The preceding quote from George Sheehan MD, a person who inspired me, and thousands of other runners, to achieve our best, also planted the seed that maybe if I trained hard enough I could qualify for the Boston Marathon. I still can feel the exhilaration on seeing the finishing clock as I crossed the line at the Marine Corps Marathon; I knew I had qualified for the 1982 Boston Marathon. I was beyond excited; Boston was the pinnacle of marathons in the 60’s thru the 80’s and I had achieved the right to be at the starting line with number 3451. My emotions were about to intensify even more; approximately a mile into the marathon I noticed Sheehan just ahead of me. I had no doubt that it was him: I had seen him run in a number of films and read his book, Running and Being, all of which had motivated me to start running.
Sheehan’s running style was unique, but his breathing style was unmistakable. Huff and puff is a mild description of the steam engine locomotive sound he made as he ran. My recollection is that he was in his 70’s and I was 35 and I was soon to pass him. I thought for a moment, should I say something to him as I pass? When I pulled along side, I looked over and he looked back. I said, “Dr. Sheehan thank you, if it were not for you I would not be here today.” He smiled and wished me the best. I felt blessed by a sage who had been to the top of Mt. Olympus, and for a fleeting moment I thought I might just win this race! However, Alberto Salazar had other plans and a stronger finishing kick, beating me by a mere 52 minutes! Alberto broke a record that day, and I finished. He was determined and courageous and beat a rival by a mere 2 seconds, but he was no more determined and courageous than 5,000 thousand other runners that day, including yours truly.
I also remember the day before the race. I was having breakfast at the hotel with a best friend and we started up a conversation with a guy sitting next to us. He said he lived for marathon day. He went on to say that 363 days of the year he’s a mailman, but on this one day he feels special, successful and the crowds treated him, as they do all the runners, as a hero.

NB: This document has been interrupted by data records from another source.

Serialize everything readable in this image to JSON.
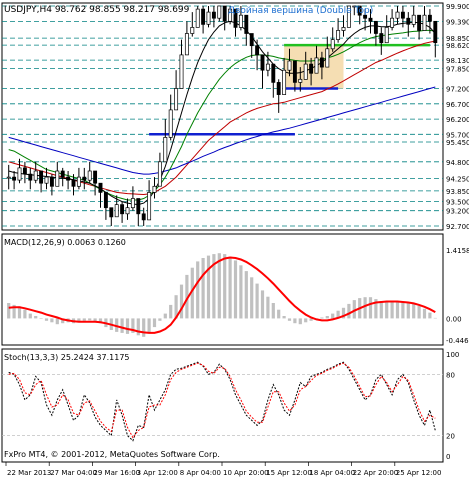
{
  "chart_data": [
    {
      "type": "candlestick",
      "panel": "price",
      "symbol_info": "USDJPY,H4  98.762 98.855 98.217 98.699",
      "pattern_label": "Двойная вершина (Double Top)",
      "y_range": [
        92.7,
        99.9
      ],
      "y_ticks": [
        "99.900",
        "99.390",
        "98.850",
        "98.620",
        "98.130",
        "97.850",
        "97.200",
        "96.700",
        "96.200",
        "95.700",
        "95.450",
        "94.800",
        "94.250",
        "93.850",
        "93.500",
        "93.200",
        "92.700"
      ],
      "x_ticks": [
        "22 Mar 2013",
        "27 Mar 04:00",
        "29 Mar 16:00",
        "3 Apr 12:00",
        "8 Apr 04:00",
        "10 Apr 20:00",
        "15 Apr 12:00",
        "18 Apr 04:00",
        "22 Apr 20:00",
        "25 Apr 12:00"
      ],
      "x_axis_type": "category",
      "dashed_levels": [
        99.9,
        99.39,
        98.85,
        98.62,
        98.13,
        97.85,
        97.2,
        96.7,
        96.2,
        95.7,
        95.45,
        94.8,
        94.25,
        93.85,
        93.5,
        93.2,
        92.7
      ],
      "close": [
        94.3,
        94.2,
        94.6,
        94.4,
        94.2,
        94.5,
        94.1,
        94.3,
        94.0,
        94.5,
        94.3,
        94.2,
        94.0,
        94.3,
        94.2,
        94.5,
        94.1,
        93.8,
        93.3,
        93.0,
        93.4,
        93.1,
        93.3,
        93.6,
        93.1,
        92.9,
        93.8,
        94.0,
        94.8,
        95.6,
        96.5,
        97.2,
        98.3,
        99.0,
        99.2,
        99.8,
        99.3,
        99.7,
        99.5,
        99.9,
        99.4,
        99.8,
        99.2,
        99.6,
        99.0,
        98.6,
        98.3,
        97.8,
        98.0,
        97.4,
        97.0,
        97.8,
        98.1,
        97.4,
        97.5,
        98.0,
        97.7,
        98.2,
        97.9,
        98.5,
        98.8,
        99.1,
        99.2,
        99.9,
        100.0,
        99.6,
        99.5,
        99.4,
        99.0,
        98.7,
        99.2,
        99.5,
        99.7,
        99.5,
        99.3,
        99.6,
        99.1,
        99.6,
        99.4,
        98.7
      ],
      "high": [
        94.7,
        94.5,
        94.9,
        94.8,
        94.6,
        94.8,
        94.5,
        94.6,
        94.4,
        94.8,
        94.6,
        94.5,
        94.4,
        94.6,
        94.6,
        94.8,
        94.5,
        94.1,
        93.7,
        93.3,
        93.7,
        93.5,
        93.6,
        94.0,
        93.4,
        93.3,
        94.2,
        94.3,
        95.1,
        96.2,
        97.0,
        97.8,
        98.8,
        99.4,
        99.7,
        100.0,
        99.9,
        100.0,
        99.9,
        100.0,
        99.9,
        100.0,
        99.7,
        99.9,
        99.5,
        99.0,
        98.8,
        98.2,
        98.4,
        97.9,
        97.5,
        98.2,
        98.5,
        97.9,
        97.9,
        98.4,
        98.2,
        98.6,
        98.4,
        98.9,
        99.2,
        99.5,
        99.6,
        100.0,
        100.0,
        100.0,
        99.8,
        99.8,
        99.4,
        99.2,
        99.6,
        99.8,
        100.0,
        99.9,
        99.7,
        99.9,
        99.5,
        99.9,
        99.8,
        98.85
      ],
      "low": [
        93.9,
        93.9,
        94.1,
        94.1,
        93.9,
        94.1,
        93.8,
        93.9,
        93.7,
        94.1,
        94.0,
        93.9,
        93.7,
        93.9,
        93.9,
        94.1,
        93.7,
        93.3,
        92.9,
        92.7,
        93.0,
        92.8,
        92.9,
        93.2,
        92.7,
        92.7,
        92.9,
        93.6,
        94.0,
        94.8,
        95.5,
        96.5,
        97.2,
        98.3,
        98.9,
        99.2,
        99.0,
        99.2,
        99.2,
        99.4,
        99.1,
        99.3,
        98.9,
        99.1,
        98.6,
        98.2,
        97.8,
        97.2,
        97.6,
        96.9,
        96.4,
        97.0,
        97.6,
        97.1,
        97.1,
        97.5,
        97.3,
        97.7,
        97.5,
        98.0,
        98.4,
        98.7,
        98.9,
        99.2,
        99.6,
        99.3,
        99.1,
        99.0,
        98.6,
        98.3,
        98.7,
        99.1,
        99.3,
        99.2,
        98.9,
        99.2,
        98.8,
        99.1,
        99.0,
        98.217
      ],
      "ma_series": [
        {
          "color": "#c00000",
          "values": [
            94.8,
            94.75,
            94.7,
            94.65,
            94.6,
            94.55,
            94.5,
            94.45,
            94.4,
            94.35,
            94.3,
            94.25,
            94.2,
            94.15,
            94.1,
            94.05,
            94.0,
            93.95,
            93.9,
            93.85,
            93.8,
            93.78,
            93.76,
            93.75,
            93.74,
            93.73,
            93.75,
            93.8,
            93.9,
            94.0,
            94.15,
            94.3,
            94.5,
            94.7,
            94.9,
            95.1,
            95.3,
            95.5,
            95.65,
            95.8,
            95.95,
            96.1,
            96.2,
            96.3,
            96.4,
            96.48,
            96.55,
            96.6,
            96.65,
            96.7,
            96.72,
            96.75,
            96.8,
            96.85,
            96.9,
            96.95,
            97.0,
            97.05,
            97.1,
            97.18,
            97.26,
            97.35,
            97.45,
            97.55,
            97.65,
            97.75,
            97.85,
            97.95,
            98.05,
            98.12,
            98.2,
            98.28,
            98.36,
            98.43,
            98.5,
            98.56,
            98.62,
            98.68,
            98.72,
            98.75
          ]
        },
        {
          "color": "#0000c0",
          "values": [
            95.6,
            95.55,
            95.5,
            95.45,
            95.4,
            95.35,
            95.3,
            95.25,
            95.2,
            95.15,
            95.1,
            95.05,
            95.0,
            94.95,
            94.9,
            94.85,
            94.8,
            94.75,
            94.7,
            94.65,
            94.6,
            94.55,
            94.5,
            94.45,
            94.42,
            94.4,
            94.4,
            94.42,
            94.45,
            94.5,
            94.55,
            94.6,
            94.68,
            94.75,
            94.82,
            94.9,
            94.98,
            95.05,
            95.12,
            95.2,
            95.27,
            95.33,
            95.4,
            95.46,
            95.52,
            95.58,
            95.63,
            95.68,
            95.73,
            95.78,
            95.82,
            95.86,
            95.9,
            95.95,
            96.0,
            96.05,
            96.1,
            96.15,
            96.2,
            96.25,
            96.3,
            96.35,
            96.4,
            96.45,
            96.5,
            96.55,
            96.6,
            96.65,
            96.7,
            96.75,
            96.8,
            96.85,
            96.9,
            96.95,
            97.0,
            97.05,
            97.1,
            97.15,
            97.2,
            97.25
          ]
        },
        {
          "color": "#008000",
          "values": [
            95.2,
            95.15,
            95.05,
            94.95,
            94.85,
            94.75,
            94.65,
            94.55,
            94.5,
            94.45,
            94.4,
            94.35,
            94.3,
            94.25,
            94.2,
            94.1,
            94.0,
            93.9,
            93.8,
            93.72,
            93.65,
            93.6,
            93.55,
            93.55,
            93.55,
            93.6,
            93.7,
            93.85,
            94.05,
            94.3,
            94.6,
            94.95,
            95.3,
            95.7,
            96.05,
            96.4,
            96.7,
            97.0,
            97.25,
            97.5,
            97.7,
            97.88,
            98.02,
            98.13,
            98.22,
            98.28,
            98.3,
            98.3,
            98.28,
            98.25,
            98.2,
            98.17,
            98.15,
            98.12,
            98.1,
            98.1,
            98.1,
            98.12,
            98.15,
            98.2,
            98.25,
            98.32,
            98.4,
            98.5,
            98.6,
            98.7,
            98.78,
            98.85,
            98.9,
            98.93,
            98.95,
            98.98,
            99.0,
            99.02,
            99.05,
            99.07,
            99.08,
            99.1,
            99.1,
            99.08
          ]
        },
        {
          "color": "#000000",
          "values": [
            94.5,
            94.45,
            94.42,
            94.4,
            94.38,
            94.36,
            94.34,
            94.32,
            94.3,
            94.28,
            94.26,
            94.24,
            94.22,
            94.18,
            94.14,
            94.1,
            94.02,
            93.92,
            93.8,
            93.68,
            93.58,
            93.5,
            93.45,
            93.42,
            93.4,
            93.45,
            93.6,
            93.85,
            94.2,
            94.65,
            95.2,
            95.8,
            96.4,
            97.0,
            97.55,
            98.05,
            98.45,
            98.8,
            99.05,
            99.25,
            99.35,
            99.4,
            99.35,
            99.25,
            99.1,
            98.9,
            98.65,
            98.4,
            98.2,
            98.0,
            97.85,
            97.75,
            97.7,
            97.7,
            97.72,
            97.78,
            97.85,
            97.95,
            98.05,
            98.2,
            98.35,
            98.5,
            98.65,
            98.85,
            99.0,
            99.12,
            99.2,
            99.25,
            99.25,
            99.22,
            99.22,
            99.25,
            99.3,
            99.33,
            99.35,
            99.37,
            99.35,
            99.3,
            99.2,
            99.0
          ]
        }
      ],
      "annotations": [
        {
          "type": "hline_blue",
          "y": 95.7,
          "from_bar": 26,
          "to_bar": 53
        },
        {
          "type": "hline_blue",
          "y": 97.2,
          "from_bar": 51,
          "to_bar": 61
        },
        {
          "type": "hline_green",
          "y": 98.62,
          "from_bar": 51,
          "to_bar": 78
        },
        {
          "type": "rect",
          "y_from": 97.2,
          "y_to": 98.62,
          "from_bar": 51,
          "to_bar": 62,
          "color": "#f5deb3"
        }
      ]
    },
    {
      "type": "bar",
      "panel": "macd",
      "label": "MACD(12,26,9) 0.0063 0.1260",
      "y_range": [
        -0.4466,
        1.4158
      ],
      "y_ticks": [
        "1.4158",
        "0.00",
        "-0.4466"
      ],
      "histogram": [
        0.32,
        0.28,
        0.25,
        0.18,
        0.1,
        0.05,
        0.0,
        -0.05,
        -0.08,
        -0.12,
        -0.1,
        -0.08,
        -0.1,
        -0.06,
        -0.05,
        -0.04,
        -0.06,
        -0.1,
        -0.18,
        -0.24,
        -0.28,
        -0.3,
        -0.32,
        -0.3,
        -0.35,
        -0.38,
        -0.3,
        -0.18,
        -0.05,
        0.1,
        0.28,
        0.48,
        0.7,
        0.9,
        1.05,
        1.18,
        1.25,
        1.3,
        1.33,
        1.35,
        1.33,
        1.28,
        1.2,
        1.1,
        0.98,
        0.85,
        0.72,
        0.58,
        0.45,
        0.32,
        0.18,
        0.05,
        -0.05,
        -0.1,
        -0.12,
        -0.08,
        -0.05,
        -0.02,
        0.02,
        0.05,
        0.1,
        0.16,
        0.22,
        0.3,
        0.38,
        0.42,
        0.44,
        0.44,
        0.4,
        0.36,
        0.34,
        0.34,
        0.35,
        0.34,
        0.32,
        0.3,
        0.26,
        0.2,
        0.12,
        0.01
      ],
      "signal": [
        0.22,
        0.23,
        0.23,
        0.21,
        0.18,
        0.15,
        0.12,
        0.08,
        0.05,
        0.02,
        -0.02,
        -0.04,
        -0.06,
        -0.07,
        -0.07,
        -0.07,
        -0.07,
        -0.08,
        -0.1,
        -0.13,
        -0.16,
        -0.19,
        -0.22,
        -0.24,
        -0.27,
        -0.29,
        -0.3,
        -0.3,
        -0.27,
        -0.22,
        -0.13,
        0.02,
        0.2,
        0.4,
        0.58,
        0.75,
        0.9,
        1.02,
        1.12,
        1.19,
        1.24,
        1.26,
        1.25,
        1.22,
        1.17,
        1.1,
        1.02,
        0.93,
        0.83,
        0.72,
        0.6,
        0.48,
        0.36,
        0.25,
        0.16,
        0.08,
        0.02,
        -0.02,
        -0.04,
        -0.04,
        -0.02,
        0.01,
        0.05,
        0.1,
        0.16,
        0.21,
        0.26,
        0.3,
        0.33,
        0.34,
        0.35,
        0.35,
        0.35,
        0.34,
        0.33,
        0.31,
        0.28,
        0.24,
        0.19,
        0.13
      ]
    },
    {
      "type": "line",
      "panel": "stochastic",
      "label": "Stoch(13,3,3) 25.2424 37.1175",
      "y_range": [
        0,
        100
      ],
      "y_ticks": [
        "100",
        "80",
        "20",
        "0"
      ],
      "series": [
        {
          "color": "#000000",
          "dash": true,
          "values": [
            82,
            80,
            70,
            55,
            60,
            78,
            72,
            50,
            40,
            55,
            65,
            50,
            35,
            40,
            60,
            52,
            38,
            30,
            25,
            20,
            55,
            40,
            20,
            15,
            30,
            28,
            60,
            45,
            55,
            65,
            80,
            85,
            86,
            88,
            90,
            92,
            88,
            80,
            82,
            90,
            85,
            75,
            60,
            50,
            40,
            35,
            30,
            35,
            55,
            70,
            60,
            45,
            40,
            55,
            72,
            68,
            78,
            80,
            82,
            85,
            87,
            90,
            92,
            85,
            75,
            65,
            55,
            60,
            75,
            80,
            70,
            60,
            75,
            80,
            72,
            55,
            40,
            30,
            45,
            25
          ]
        },
        {
          "color": "#ff0000",
          "dash": true,
          "values": [
            80,
            81,
            75,
            62,
            60,
            70,
            74,
            60,
            48,
            50,
            60,
            55,
            42,
            40,
            52,
            54,
            44,
            34,
            28,
            24,
            45,
            45,
            28,
            18,
            25,
            28,
            48,
            50,
            50,
            60,
            75,
            82,
            85,
            87,
            89,
            91,
            89,
            83,
            81,
            87,
            86,
            78,
            65,
            55,
            44,
            38,
            33,
            33,
            48,
            63,
            63,
            52,
            44,
            50,
            65,
            68,
            74,
            79,
            81,
            84,
            86,
            89,
            91,
            87,
            78,
            68,
            58,
            59,
            70,
            78,
            72,
            63,
            70,
            78,
            74,
            60,
            45,
            34,
            40,
            37
          ]
        }
      ]
    }
  ],
  "footer": "FxPro MT4, © 2001-2012, MetaQuotes Software Corp.",
  "colors": {
    "background": "#ffffff",
    "grid": "#008080",
    "up_candle": "#ffffff",
    "down_candle": "#000000",
    "macd_hist": "#c0c0c0",
    "macd_signal": "#ff0000"
  }
}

Isn’t this at the heart of George’s wisdom? “Success in life is the determination and courage to be whom you are meant to be.” In the mailman’s case it meant not only to be a marathon runner on this one day of the year, but to be a man who delivers birthday cards to other people’s three-year-old grandkids in every condition nature can throw at him.
George Sheehan was a cardiologist. No doubt he repaired and saved many hearts. But George was meant to be a teacher; not the kind of teacher who stuffs you full of information, but in the true sense of the Latin word educere, he was able to bring forth the best in you. In his role as teacher, philosopher and runner he opened and touched the hearts and minds of thousands and helped to prevent the very disease he was trained to treat.
I started running about the same time I assumed my first CEO position. I wasn’t sure if I was meant to be a leader and I knew I was never going to be a professional runner. However, running helped me discover what kind of leader I was meant to be. Running helped me experience a deeper and more intense level of determination and how to summon the courage to push through adversity and complete the goals I had set for myself. I also learned that there were aspects of leading that I was just not going to be good at.
What I came to understand is that, like George, I was meant to be a leader who enjoyed creating organizations where Educere became the operating philosophy. Much later I learned that my core strengths include a love of learning, creativity and curiosity, which affirmed why I felt most comfortable, passionate and challenged in pursuing this brand and embracing this particular style of leadership.
DeWitt Jones, in his film, Celebrate What’s Right With the World, offers a similar message and worldview. Finding out who you are and being able to see and celebrate abundance is a formula not just for success but also for significance. So don’t burden yourself with what you are not – Celebrate What’s Right For You. Celebrate the leader you are meant to be. When you do this, the people you serve will thrive also.
Tips to “Being” a Successful Leader:
Have an open and flexible mind: Rekindle the curiosity and drive you had as a child to explore, understand and learn.
Become intimately connected with your strengths, and celebrate them by using them as often as you can. (See Resource below)
Let others contribute their strengths; a team is the sum of its individual strengths and so is a leader.
Celebrate, Celebrate, Celebrate: We devote an enormous amount of time and energy to dissecting our weaknesses and failures, and so little time celebrating what’s right.
Don’t let yourself get stuck in a rut: Every day, find something that gives you relief, fun, health and inspiration. Run, paint, write, sing, play music, dance, read non-fiction, play with your kids like you are one of them.
Resource: Log on to the Authentic Happiness Web Site and register to take the VIA Survey of Character Strengths